2014’s The LEGO Movie may be the most absolutely delighted I have been by any film since starting this site, and I named it my Movie of the Year. The film was beloved by many, so naturally now there is an entire slew of LEGO films on the way (two this year alone). The first features the breakout star of The LEGO Movie‘s supporting cast: Will Arnett’s Batman. Is it the awesomeness of The LEGO Movie or that the trailers seemed to promise? No. Sadly, in that respect, it’s a bit of a disappointment, but that doesn’t mean The LEGO Batman Movie is not a quality outing into the LEGOverse. Continue reading Movie Review: The LEGO Batman Movie (2017) “Good, but not Awesome.”
Batman vs. Superman: Dawn of Justice‘s theatrical cut is a mess. It doesn’t even make coherent sense. The R-Rated cut does make sense, and improves the film, but doesn’t fix the underlying problem that Warner Brothers put too much into a film that only needed Batman and Superman. They begin it beautifully. They pull an absolute masterstroke by taking one of the biggest criticisms of Man of Steel (the mass collateral damage during the film’s climactic battle between Superman and Zod), and placing Bruce Wayne right in the middle of it. He watches as the fight between the Kryptonians claims the Metropolis branch of Wayne Enterprises and holds a new orphan in his arms as he balefully glares up at what caused all of it. THAT WAS ALL THEY NEEDED. Continue reading My Favorite Scene: Batman v. Superman: Dawn of Justice (2015) “Bruce in the Battle of Metropolis”
Will Arnett is my fourth favorite Batman of all-time, in any genre (Christian Bale, Kevin Conroy, Michael Keaton precede). His Batman in The LEGO Movie managed to completely mock the character, but stay absolutely true to his core (albeit from a fractured viewpoint). I definitely think an entire movie of this is warranted, and the trailers have left me in stitches. Joining Arnett will be Michael Cera (Robin), Rosario Dawson (Batgirl), Zach Galifanakis (The Joker), and Ralph Fiennes (Alfred). The LEGO Batman Movie is slated for a February 10, 2017, release.

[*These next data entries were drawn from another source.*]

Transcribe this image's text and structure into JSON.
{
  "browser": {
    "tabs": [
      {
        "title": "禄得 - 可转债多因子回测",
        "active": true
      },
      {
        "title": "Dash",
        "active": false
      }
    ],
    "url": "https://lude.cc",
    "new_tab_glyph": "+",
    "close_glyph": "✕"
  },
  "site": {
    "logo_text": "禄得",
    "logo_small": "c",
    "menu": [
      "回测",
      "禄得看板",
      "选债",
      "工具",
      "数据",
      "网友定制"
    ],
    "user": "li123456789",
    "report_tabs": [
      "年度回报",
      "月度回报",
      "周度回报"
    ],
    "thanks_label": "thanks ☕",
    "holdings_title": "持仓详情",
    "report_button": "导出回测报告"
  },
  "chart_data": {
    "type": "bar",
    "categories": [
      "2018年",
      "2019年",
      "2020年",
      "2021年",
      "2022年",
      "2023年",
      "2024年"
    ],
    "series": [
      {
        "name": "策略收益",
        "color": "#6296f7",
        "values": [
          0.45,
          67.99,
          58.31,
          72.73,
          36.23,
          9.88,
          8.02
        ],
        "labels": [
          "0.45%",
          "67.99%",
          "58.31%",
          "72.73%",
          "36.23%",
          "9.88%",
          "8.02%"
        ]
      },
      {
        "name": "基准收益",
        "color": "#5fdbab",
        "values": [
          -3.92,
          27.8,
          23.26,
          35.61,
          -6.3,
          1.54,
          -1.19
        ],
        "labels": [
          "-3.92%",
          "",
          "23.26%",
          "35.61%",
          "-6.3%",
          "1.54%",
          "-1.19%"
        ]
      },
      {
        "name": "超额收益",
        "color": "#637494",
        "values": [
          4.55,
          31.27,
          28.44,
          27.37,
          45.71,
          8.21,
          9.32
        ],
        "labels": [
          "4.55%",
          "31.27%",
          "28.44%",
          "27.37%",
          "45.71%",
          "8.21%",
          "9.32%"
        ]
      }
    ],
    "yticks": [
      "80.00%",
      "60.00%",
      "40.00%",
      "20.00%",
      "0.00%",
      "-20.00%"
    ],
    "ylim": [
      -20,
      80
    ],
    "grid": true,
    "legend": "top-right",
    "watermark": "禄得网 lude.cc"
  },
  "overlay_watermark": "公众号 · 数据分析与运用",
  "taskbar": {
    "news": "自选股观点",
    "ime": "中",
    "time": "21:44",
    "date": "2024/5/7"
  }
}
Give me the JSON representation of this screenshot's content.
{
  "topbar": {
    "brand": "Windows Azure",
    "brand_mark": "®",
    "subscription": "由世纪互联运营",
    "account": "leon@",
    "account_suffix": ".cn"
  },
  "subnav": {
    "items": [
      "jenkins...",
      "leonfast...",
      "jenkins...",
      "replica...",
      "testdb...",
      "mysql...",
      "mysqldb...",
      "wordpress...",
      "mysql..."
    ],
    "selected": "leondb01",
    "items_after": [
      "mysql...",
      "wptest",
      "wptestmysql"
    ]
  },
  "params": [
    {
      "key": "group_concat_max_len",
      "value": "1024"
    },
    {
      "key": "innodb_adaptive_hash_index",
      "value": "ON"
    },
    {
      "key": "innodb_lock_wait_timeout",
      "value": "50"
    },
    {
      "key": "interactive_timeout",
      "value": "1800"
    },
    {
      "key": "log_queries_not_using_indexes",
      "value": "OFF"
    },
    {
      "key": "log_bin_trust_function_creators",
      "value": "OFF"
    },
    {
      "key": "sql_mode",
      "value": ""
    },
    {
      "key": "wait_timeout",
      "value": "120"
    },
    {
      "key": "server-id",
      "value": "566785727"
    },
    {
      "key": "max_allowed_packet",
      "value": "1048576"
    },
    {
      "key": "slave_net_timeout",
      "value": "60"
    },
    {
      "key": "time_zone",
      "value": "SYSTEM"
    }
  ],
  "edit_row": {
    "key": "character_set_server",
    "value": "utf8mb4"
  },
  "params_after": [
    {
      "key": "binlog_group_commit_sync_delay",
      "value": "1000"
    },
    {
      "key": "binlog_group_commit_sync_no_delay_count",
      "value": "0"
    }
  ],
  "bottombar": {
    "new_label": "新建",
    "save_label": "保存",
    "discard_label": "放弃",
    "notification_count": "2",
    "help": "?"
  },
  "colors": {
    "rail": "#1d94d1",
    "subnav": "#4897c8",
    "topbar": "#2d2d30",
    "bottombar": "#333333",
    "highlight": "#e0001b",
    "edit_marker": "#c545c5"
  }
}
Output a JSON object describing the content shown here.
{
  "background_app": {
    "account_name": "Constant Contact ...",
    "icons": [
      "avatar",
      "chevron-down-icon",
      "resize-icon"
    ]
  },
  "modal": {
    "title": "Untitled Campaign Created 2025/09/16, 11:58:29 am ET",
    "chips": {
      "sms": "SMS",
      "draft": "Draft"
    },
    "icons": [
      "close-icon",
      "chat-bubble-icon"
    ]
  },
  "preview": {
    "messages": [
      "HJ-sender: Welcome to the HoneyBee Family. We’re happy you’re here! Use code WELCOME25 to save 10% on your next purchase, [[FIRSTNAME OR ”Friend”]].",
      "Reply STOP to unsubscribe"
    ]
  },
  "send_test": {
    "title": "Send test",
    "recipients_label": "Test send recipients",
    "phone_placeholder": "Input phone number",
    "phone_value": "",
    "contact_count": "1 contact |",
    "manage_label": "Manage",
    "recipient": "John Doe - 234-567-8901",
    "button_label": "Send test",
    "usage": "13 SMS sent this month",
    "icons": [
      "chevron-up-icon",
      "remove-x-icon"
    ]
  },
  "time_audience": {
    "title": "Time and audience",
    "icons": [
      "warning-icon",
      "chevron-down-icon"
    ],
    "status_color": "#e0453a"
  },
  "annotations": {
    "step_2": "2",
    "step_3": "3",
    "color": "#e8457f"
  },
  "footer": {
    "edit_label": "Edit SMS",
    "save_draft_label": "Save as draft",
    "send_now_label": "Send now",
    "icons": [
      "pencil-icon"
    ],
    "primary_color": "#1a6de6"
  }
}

After August’s Suicide Squad, the next installment on DC’s road to Justice League is the Wonder Woman solo film. The first trailer for the film was unveiled at Comic Con. The second full trailer is out now, along with three gorgeous posters. “Gorgeous” is really the best word to describe WW so far. It looks stunning. However, every time I hear dialogue, I wince. Geoff Johns didn’t get hired to start righting the disastrous rollout of the DCEU until after Wonder Woman was done, so his influence isn’t going to be felt until Justice League. Question is: by the time we get there, is anyone going to care when Marvel is throwing no-hitter after no-hitter? Starring Gal Gadot, Robin Wright, Chris Pine, and David Thewlis, Wonder Woman is scheduled to open June 2, 2017.
Well, Alan Moore finally has a seriously legitimate beef when it comes to DC adapting his work. Moore’s 1988 original graphic novel, The Killing Joke, is widely regarded as one of the three best Batman stories of all-time. It has been incredibly influential in the development of the involved characters in the comics, influenced Tim Burton and Chris Nolan’s Batman films (Heath Ledger was given a copy of The Killing Joke when he signed on, and the interrogation scene in The Dark Knight has a lot of parallels with the graphic novel’s final showdown), and along with Frank Miller’s The Dark Knight Returns and Batman: Year One, ushered in the modern grim and gritty Batman that has been the standard take since. When DC announced that its 24th animated feature would be its first R-Rated film, and would tackle The Killing Joke, fans initially got very excited. Kevin Conroy and Mark Hamill would return to voice the iconic roles. The first trailer seemed to pull directly from the graphic novel, and got fans even more excited. Then, around Comic-Con, details started leaking about exactly how DC was padding the 48-page OGN into a 78 minute film. Thus began the slow reveal of the worst animated project DC has ever released. It fails the source material, it inflames concerns over aspects of the graphic novel, the script by Brian Azzarello is dull and poorly written when not cribbing for Moore, in short, this is an utter disaster. Continue reading Movie Review: The Killing Joke (2016) *DC is in Flames*